<p>You can easily have a linear algebra class without calculus, but a lot of schools incorporate calculus into linear algebra since so many people have taken it before they enroll in LA. You could always ask a professor about it. Differential equations definitely requires calculus knowledge.</p>

<p>There's really no hurry though. You might want to consider taking calculus II, even though you've APed out of it.</p>

<p>You don't really need calculus in linear algebra. I will say that lower division linear algebra is usually pretty manageable but upper div linear algebra is really freakin hard.</p>

<p>I found linear algebra quite fun and like little puzzles. You don't really need any calculus, but it basically teaches you how to solve multi-variable systems of equations using matrices. So, just as it sounds, it requires a more fundamental understanding of algebra than calculus.</p>

<p>I think you are getting wrong information or misunderstanding what you were told. Check the actual rules at UCSB. I believe you do not have to take the more advanced class and can actually start in Calc. However, if you start in calc, you will not get the AP credit. In other words, your choice is to skip calc or give up the AP credit. Moreover, unless you are a math, science, or engineering major, I would look into why you have to take any math class at all but instead just take the AP credits and find something else to meet any gen ed requirement.</p>

<p>Linear algebra does not necessarily require calc, but that second description of the course "differential equations" definitely does and you will be lost in it without calc.</p>

<p>Linear Algebra = Vectors, Matrices</p>

<p>Differential Equations = Differentiation, Integrals...so a little refresher of Calc is recommended</p>
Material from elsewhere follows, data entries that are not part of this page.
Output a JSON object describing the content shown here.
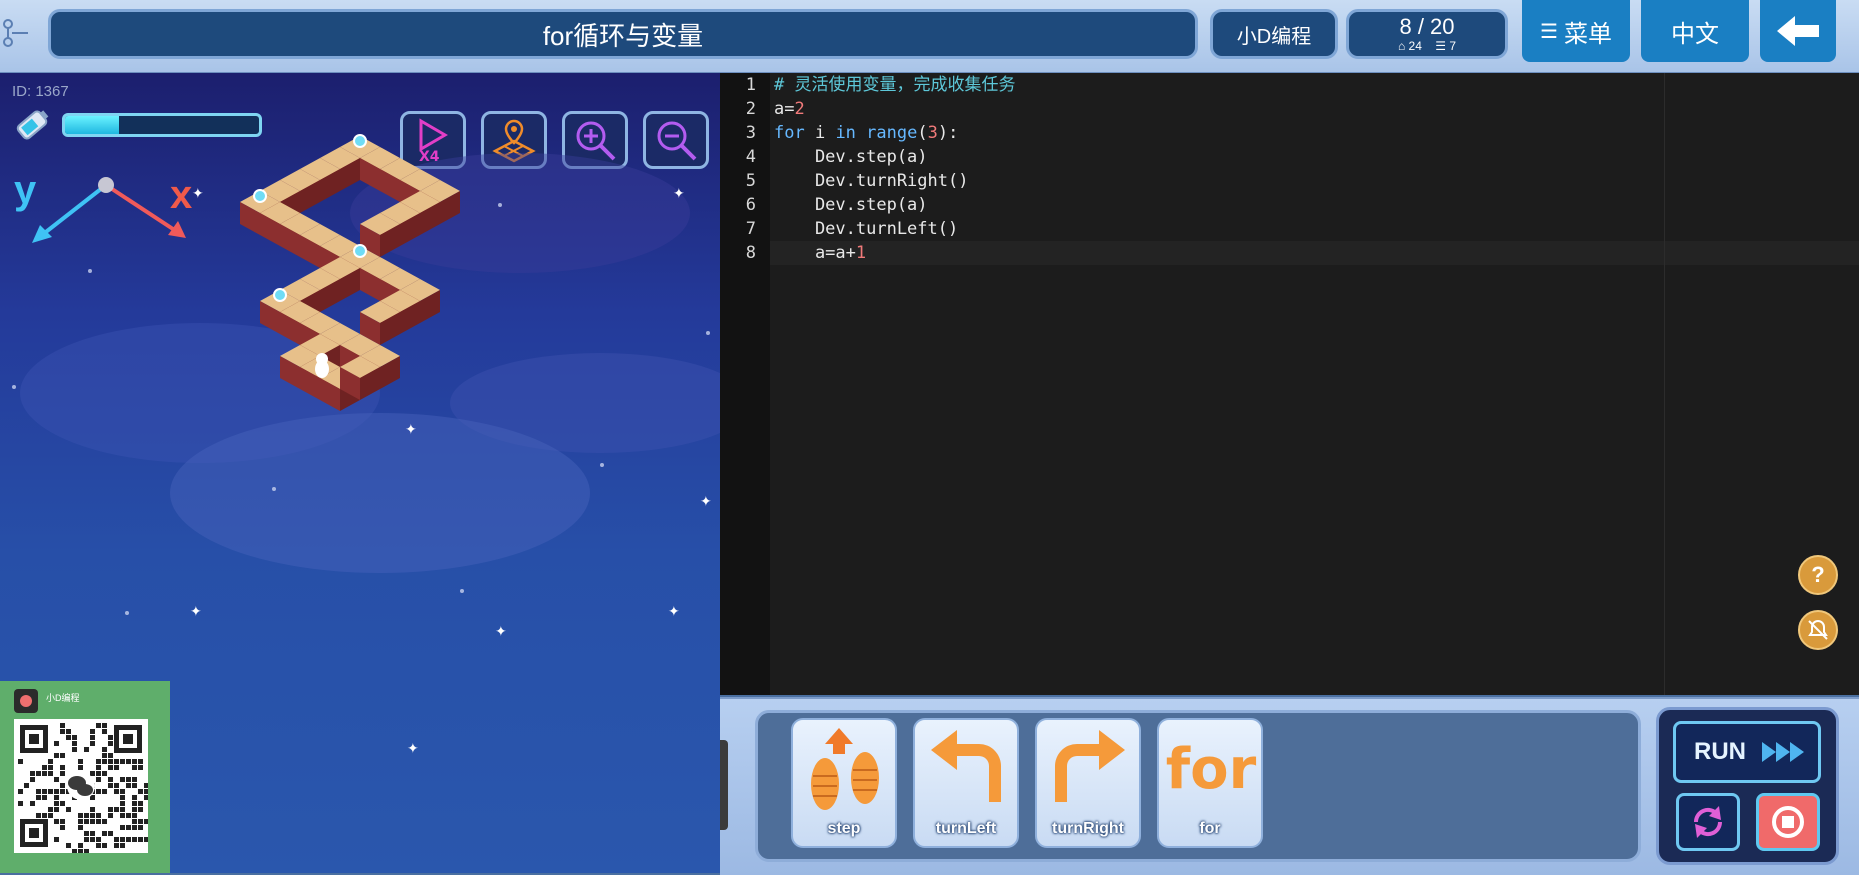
{
  "header": {
    "title": "for循环与变量",
    "brand_label": "小D编程",
    "level": "8 / 20",
    "stat_coins": "24",
    "stat_lines": "7",
    "menu_label": "菜单",
    "lang_label": "中文"
  },
  "game": {
    "id_label": "ID: 1367",
    "energy_level": 0.28,
    "axis_y_label": "y",
    "axis_x_label": "x",
    "tools": [
      "speed-x4-icon",
      "map-icon",
      "zoom-in-icon",
      "zoom-out-icon"
    ],
    "qr_caption": "小D编程"
  },
  "editor": {
    "lines": [
      {
        "n": "1",
        "text": "# 灵活使用变量，完成收集任务"
      },
      {
        "n": "2",
        "text": "a=2"
      },
      {
        "n": "3",
        "text": "for i in range(3):"
      },
      {
        "n": "4",
        "text": "    Dev.step(a)"
      },
      {
        "n": "5",
        "text": "    Dev.turnRight()"
      },
      {
        "n": "6",
        "text": "    Dev.step(a)"
      },
      {
        "n": "7",
        "text": "    Dev.turnLeft()"
      },
      {
        "n": "8",
        "text": "    a=a+1"
      }
    ]
  },
  "commands": [
    {
      "label": "step",
      "icon": "footsteps-icon"
    },
    {
      "label": "turnLeft",
      "icon": "turn-left-arrow-icon"
    },
    {
      "label": "turnRight",
      "icon": "turn-right-arrow-icon"
    },
    {
      "label": "for",
      "icon": "for-text-icon",
      "icon_text": "for"
    }
  ],
  "controls": {
    "run_label": "RUN",
    "help_icon": "?"
  }
}
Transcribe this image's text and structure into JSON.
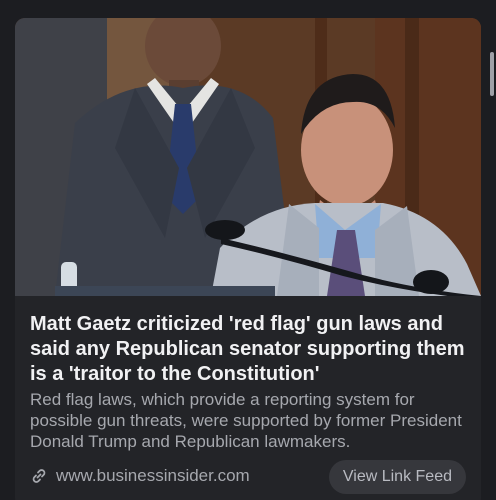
{
  "article": {
    "headline": "Matt Gaetz criticized 'red flag' gun laws and said any Republican senator supporting them is a 'traitor to the Constitution'",
    "summary": "Red flag laws, which provide a reporting system for possible gun threats, were supported by former President Donald Trump and Republican lawmakers.",
    "source": "www.businessinsider.com",
    "source_icon": "link-icon"
  },
  "actions": {
    "view_feed_label": "View Link Feed"
  },
  "colors": {
    "background": "#1c1d21",
    "card": "#232428",
    "headline_text": "#f1f1f3",
    "secondary_text": "#a6a8ae",
    "button": "#36373c"
  }
}
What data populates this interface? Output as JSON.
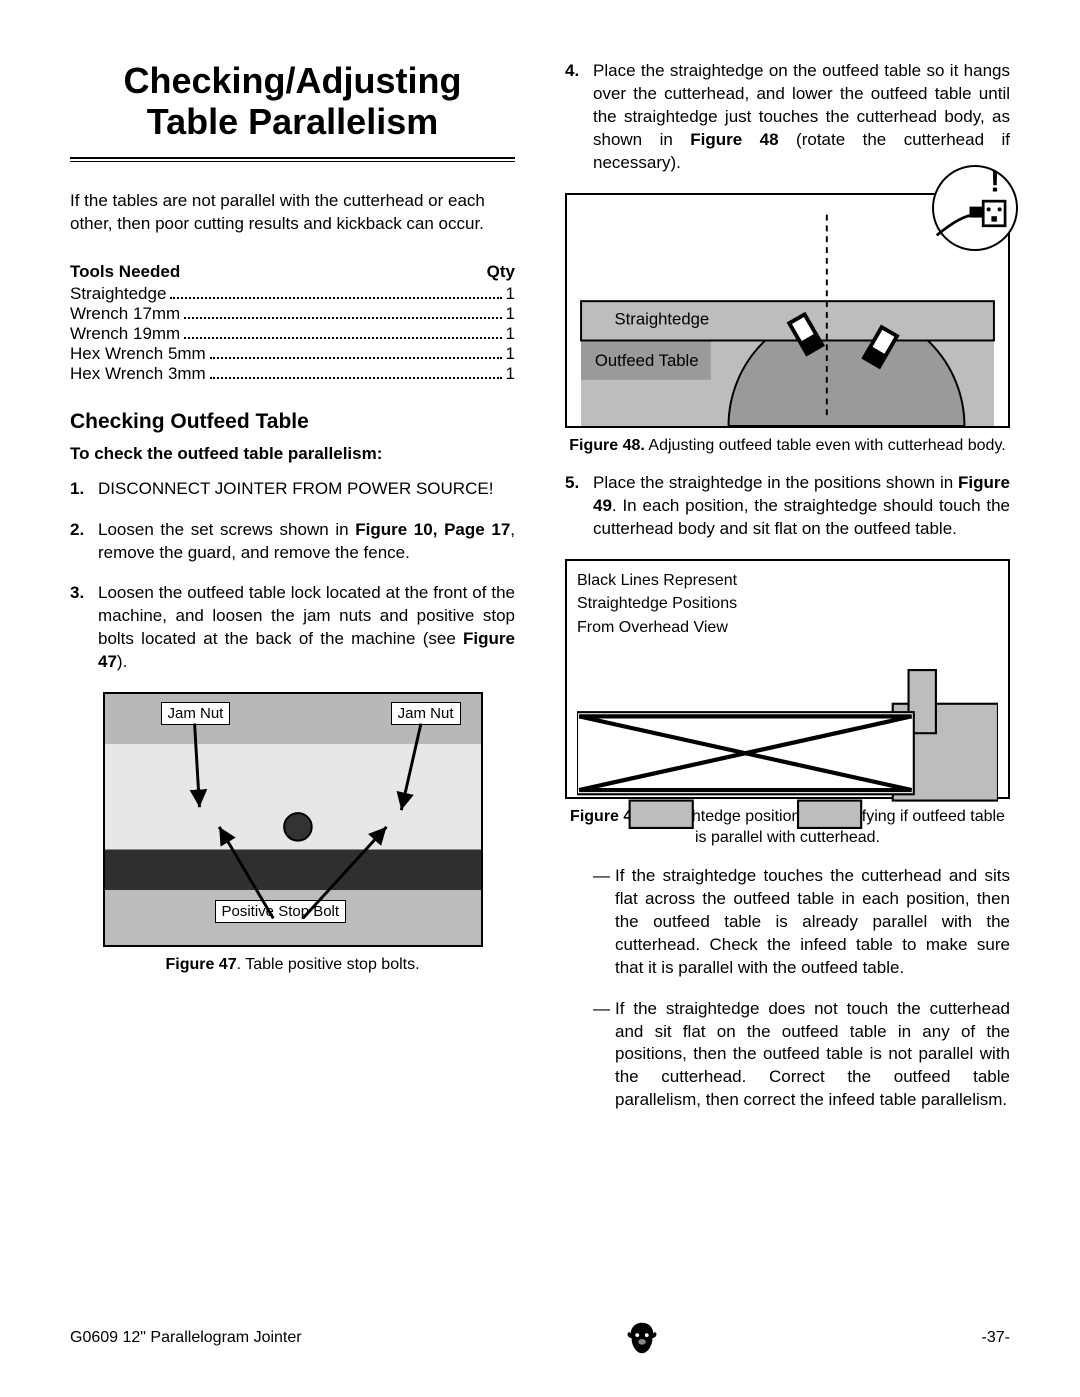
{
  "title_l1": "Checking/Adjusting",
  "title_l2": "Table Parallelism",
  "intro": "If the tables are not parallel with the cutterhead or each other, then poor cutting results and kickback can occur.",
  "tools": {
    "header_name": "Tools Needed",
    "header_qty": "Qty",
    "rows": [
      {
        "name": "Straightedge",
        "qty": "1"
      },
      {
        "name": "Wrench 17mm",
        "qty": "1"
      },
      {
        "name": "Wrench 19mm",
        "qty": "1"
      },
      {
        "name": "Hex Wrench 5mm",
        "qty": "1"
      },
      {
        "name": "Hex Wrench 3mm",
        "qty": "1"
      }
    ]
  },
  "section1": {
    "heading": "Checking Outfeed Table",
    "subhead": "To check the outfeed table parallelism:",
    "steps": {
      "s1": {
        "num": "1.",
        "text": "DISCONNECT JOINTER FROM POWER SOURCE!"
      },
      "s2": {
        "num": "2.",
        "pre": "Loosen the set screws shown in ",
        "b1": "Figure 10, Page 17",
        "post": ", remove the guard, and remove the fence."
      },
      "s3": {
        "num": "3.",
        "pre": "Loosen the outfeed table lock located at the front of the machine, and loosen the jam nuts and positive stop bolts located at the back of the machine (see ",
        "b1": "Figure 47",
        "post": ")."
      }
    }
  },
  "fig47": {
    "label1": "Jam Nut",
    "label2": "Jam Nut",
    "label3": "Positive Stop Bolt",
    "cap_b": "Figure 47",
    "cap": ". Table positive stop bolts."
  },
  "right": {
    "s4": {
      "num": "4.",
      "pre": "Place the straightedge on the outfeed table so it hangs over the cutterhead, and lower the outfeed table until the straightedge just touches the cutterhead body, as shown in ",
      "b1": "Figure 48",
      "post": " (rotate the cutterhead if necessary)."
    },
    "s5": {
      "num": "5.",
      "pre": "Place the straightedge in the positions shown in ",
      "b1": "Figure 49",
      "post": ". In each position, the straightedge should touch the cutterhead body and sit flat on the outfeed table."
    }
  },
  "fig48": {
    "bang": "!",
    "l1": "Straightedge",
    "l2": "Outfeed Table",
    "cap_b": "Figure 48.",
    "cap": " Adjusting outfeed table even with cutterhead body."
  },
  "fig49": {
    "note1": "Black Lines Represent",
    "note2": "Straightedge Positions",
    "note3": "From Overhead View",
    "cap_b": "Figure 49.",
    "cap": " Straightedge positions for verifying if outfeed table is parallel with cutterhead."
  },
  "dashes": {
    "d1": "If the straightedge touches the cutterhead and sits flat across the outfeed table in each position, then the outfeed table is already parallel with the cutterhead. Check the infeed table to make sure that it is parallel with the outfeed table.",
    "d2": "If the straightedge does not touch the cutterhead and sit flat on the outfeed table in any of the positions, then the outfeed table is not parallel with the cutterhead. Correct the outfeed table parallelism, then correct the infeed table parallelism."
  },
  "footer": {
    "left": "G0609 12\" Parallelogram Jointer",
    "right": "-37-"
  }
}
<p>LA is often one of the easiest courses - at that level - taught by the math department.</p>